Analysts, Insiders Foresee 20% Drop In Aftermarket Revenue From COVID-19

For 2020, a Jefferies team of analysts forecasts a worldwide air traffic decline of 20%.
Credit: Joe Pries

Industry insiders and analysts are increasingly forecasting a 20% or greater falloff in commercial aftermarket revenue this year for manufacturers and other aerospace and defense companies with stakes in the business due to the COVID-19 coronavirus crisis and the collapse in Western air travel.

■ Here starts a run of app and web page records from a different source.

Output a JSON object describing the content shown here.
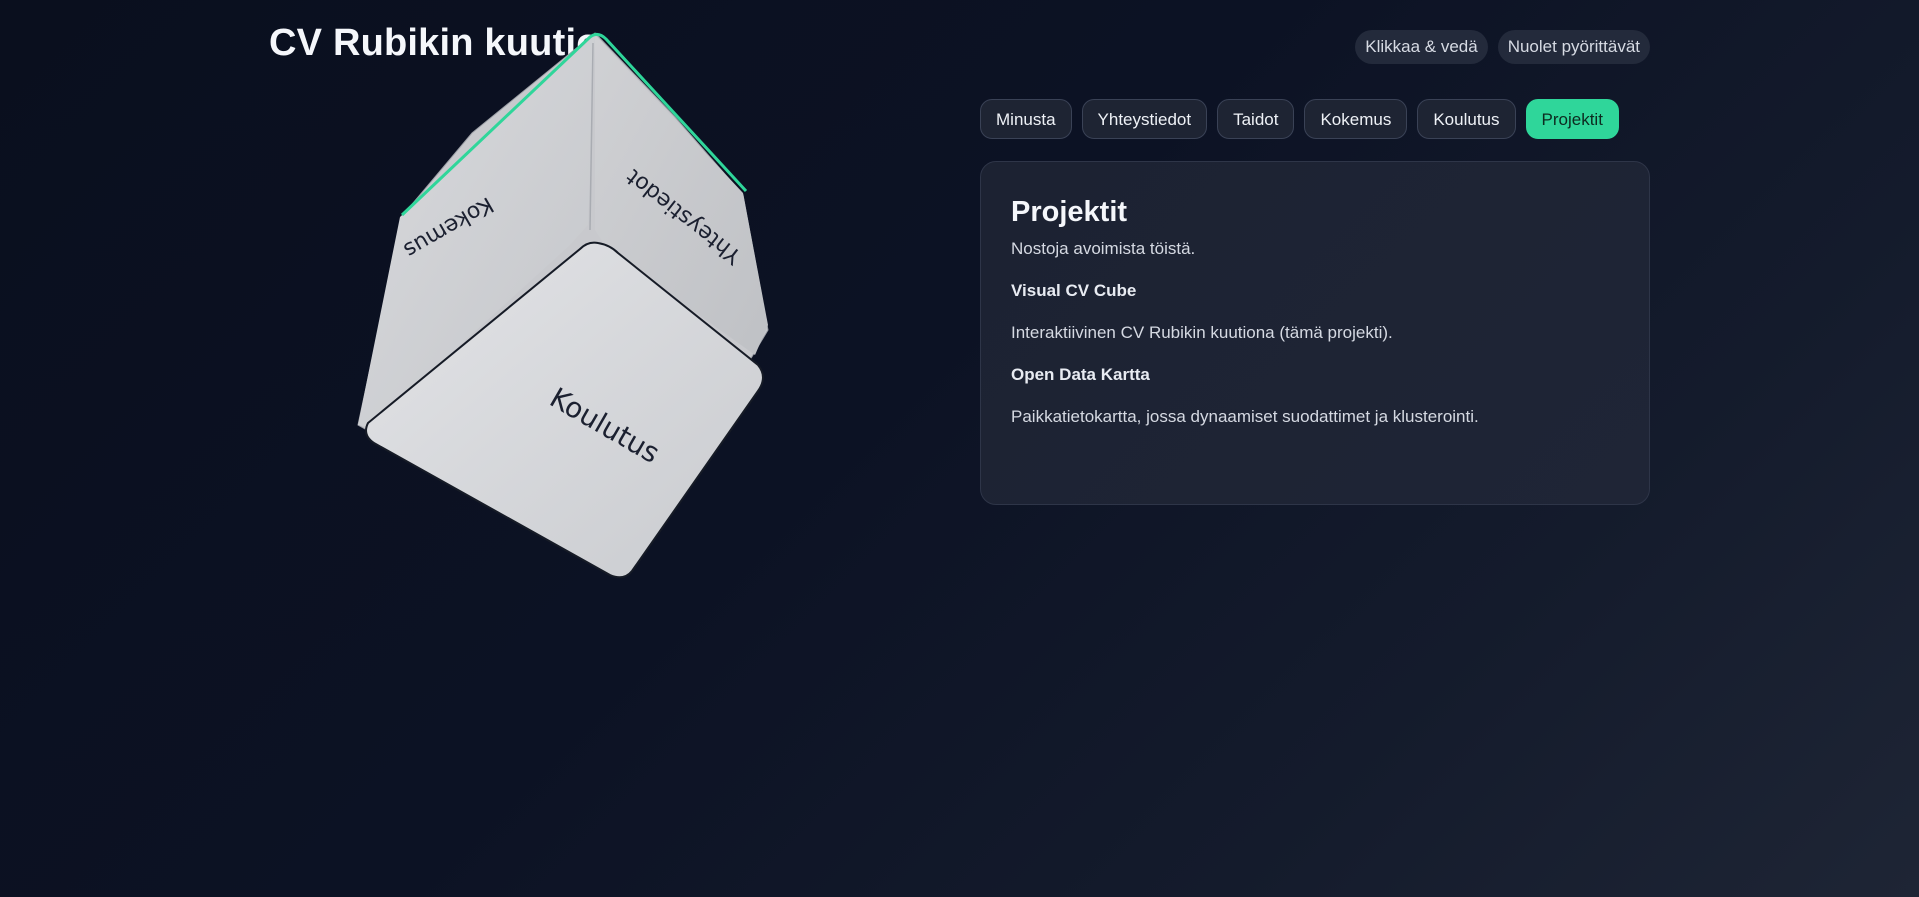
{
  "header": {
    "title": "CV Rubikin kuutio",
    "hints": [
      "Klikkaa & vedä",
      "Nuolet pyörittävät"
    ]
  },
  "tabs": [
    {
      "label": "Minusta",
      "active": false
    },
    {
      "label": "Yhteystiedot",
      "active": false
    },
    {
      "label": "Taidot",
      "active": false
    },
    {
      "label": "Kokemus",
      "active": false
    },
    {
      "label": "Koulutus",
      "active": false
    },
    {
      "label": "Projektit",
      "active": true
    }
  ],
  "panel": {
    "heading": "Projektit",
    "intro": "Nostoja avoimista töistä.",
    "projects": [
      {
        "title": "Visual CV Cube",
        "description": "Interaktiivinen CV Rubikin kuutiona (tämä projekti)."
      },
      {
        "title": "Open Data Kartta",
        "description": "Paikkatietokartta, jossa dynaamiset suodattimet ja klusterointi."
      }
    ]
  },
  "cube": {
    "faces": {
      "left": "Kokemus",
      "right": "Yhteystiedot",
      "front": "Koulutus"
    },
    "accent_color": "#2fd69a"
  },
  "colors": {
    "accent": "#2fd69a",
    "background": "#0a0f1e",
    "panel": "#1c2232"
  }
}
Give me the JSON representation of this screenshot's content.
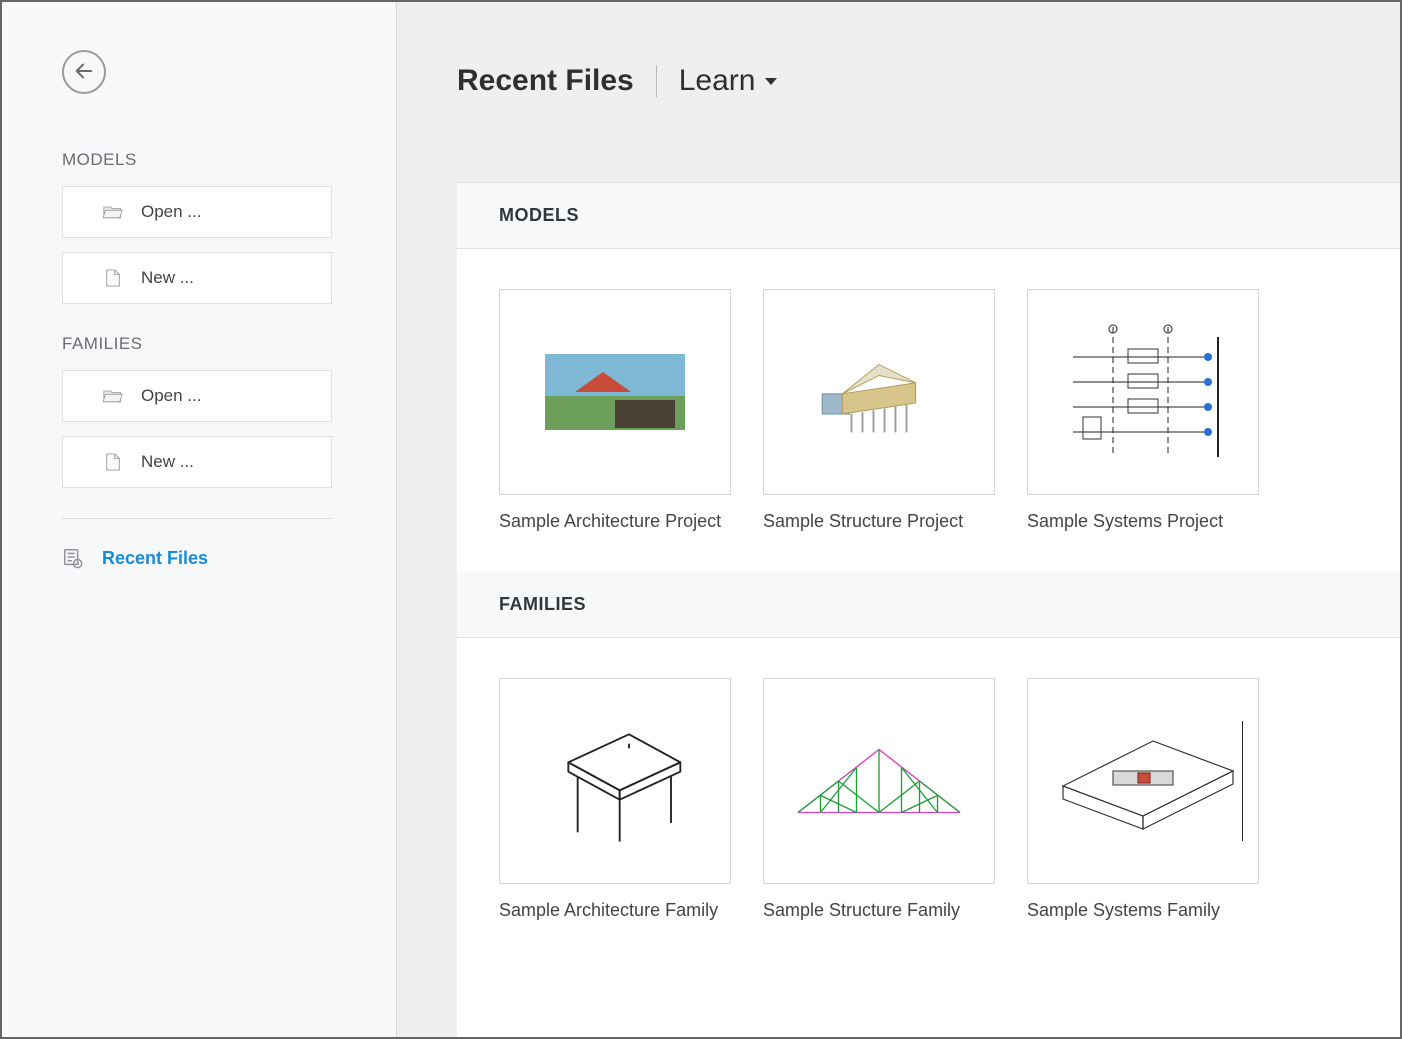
{
  "sidebar": {
    "sections": [
      {
        "label": "MODELS",
        "buttons": [
          {
            "icon": "folder-open",
            "label": "Open ..."
          },
          {
            "icon": "file-new",
            "label": "New ..."
          }
        ]
      },
      {
        "label": "FAMILIES",
        "buttons": [
          {
            "icon": "folder-open",
            "label": "Open ..."
          },
          {
            "icon": "file-new",
            "label": "New ..."
          }
        ]
      }
    ],
    "recent_link_label": "Recent Files"
  },
  "header": {
    "tabs": [
      {
        "label": "Recent Files",
        "active": true,
        "dropdown": false
      },
      {
        "label": "Learn",
        "active": false,
        "dropdown": true
      }
    ]
  },
  "content": {
    "sections": [
      {
        "title": "MODELS",
        "cards": [
          {
            "label": "Sample Architecture Project",
            "thumb": "arch-project"
          },
          {
            "label": "Sample Structure Project",
            "thumb": "structure-project"
          },
          {
            "label": "Sample Systems Project",
            "thumb": "systems-project"
          }
        ]
      },
      {
        "title": "FAMILIES",
        "cards": [
          {
            "label": "Sample Architecture Family",
            "thumb": "arch-family"
          },
          {
            "label": "Sample Structure Family",
            "thumb": "structure-family"
          },
          {
            "label": "Sample Systems Family",
            "thumb": "systems-family"
          }
        ]
      }
    ]
  }
}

“Our scenario planning has a more severe drop given the broader global disruption, which has started driving deep cancellations and cuts across North America and Europe,” said a Jefferies team led by Sheila Kahyaoglu and Greg Konrad.

For 2020, they forecast a worldwide air traffic decline of 20%, compared with a 4.2% increase in 2019. “We use a one-for-one cut with global air traffic cuts and aftermarket cuts,” they explained.

The Jefferies report Mar. 17 came after at least one prominent industry consultant and an industry executive from a midsize supplier separately told Aviation Week they likewise foresee a 20% drop in commercial aftermarket revenue this year. Widebody-related work could be affected the hardest, the executive predicted. 

The Jefferies team said they no longer view the SARS outbreak of 2003 as a good comparison. Industry’s risk now is that aftermarket falls even faster given: 1) longer duration of capacity cuts; 2) deferral of maintenance with new aircraft added to fleets accelerating retirements of older models given lower traffic demand; and 3) further complications from the Boeing 737 MAX’s return to service that could lead to an additional 250 aircraft or so by the end of 2020, or 1% of the fleet.

In the universe of companies that the Jefferies analysts cover, they see Heico and TransDigm Group as the most exposed to the aftermarket downturn. The companies derive 58% and 38% of annual sales from the commercial aftermarket market, respectively.

Michael Bruno

Based in Washington, Michael Bruno is Aviation Week Network’s Executive Editor for Business. He oversees coverage of aviation, aerospace and defense businesses, supply chains and related issues.